- In 1794, Revere decided to take the next step in the evolution of his business, expanding his bronze casting work by learning to cast cannon for the federal government, state governments, and private clients. Although the government often had trouble paying him on time, its large orders inspired him to deepen his contracting and seek additional product lines of interest to the military.
- Revere remained politically active throughout his life. His business plans in the late 1780s were often stymied by a shortage of adequate money in circulation. Alexander Hamilton’s national policies regarding banks and industrialization exactly matched his dreams, and he became an ardent Federalist committed to building a robust economy and a powerful nation. Of particular interest to Revere was the question of protective tariffs; he and his son sent a petition to Congress in 1808 asking for protection for his sheet copper business. He continued to participate in local discussions of political issues even after his retirement and circulated a petition offering the government the services of Boston’s artisans in protecting Boston during the War of 1812.
- Revere died on May 10, 1818, at the age of 83, at his home on Charter Street in Boston. He is buried in the Granary Burying Ground on Tremont Street.
- After Revere’s death, the family business was taken over by his oldest surviving son, Joseph Warren Revere. The copper works founded in 1801 continues today as the Revere Copper Company, with manufacturing divisions in Rome, New York and New Bedford, Massachusetts.
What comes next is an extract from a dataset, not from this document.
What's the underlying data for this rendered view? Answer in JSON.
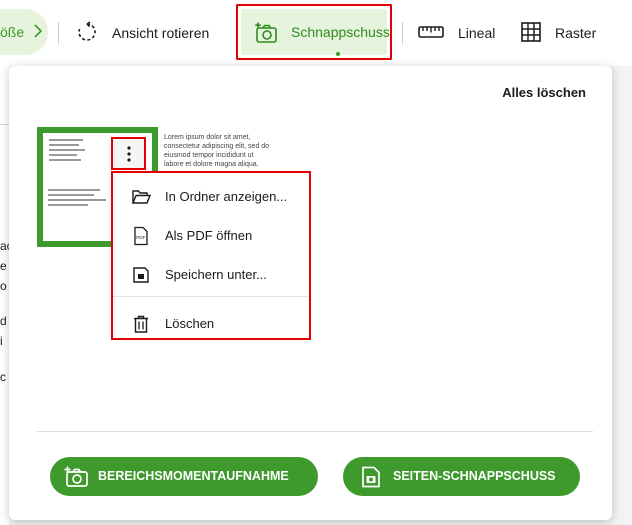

- The song “Me and Paul Revere”, written by musician Steve Martin and performed with his bluegrass group Steve Martin and the Steep Canyon Rangers, was inspired by the tale of Paul Revere’s ride and told from the point of view of Revere’s horse, Brown Beauty.
If you are intrigued by “networks” throughout history and up to the present day, be sure to read Niall Ferguson’s latest book, The Square and the Tower, Penguin Press 2018.
Hey, check it out. Jack Black looks a whole lot like Paul Revere.
And for your listening pleasure…
>> Steve Martin ‘Me and Paul Revere’ (lyrics from the perspective of Paul’s horse)
>> Paul Revere and The Raiders – Kicks 1967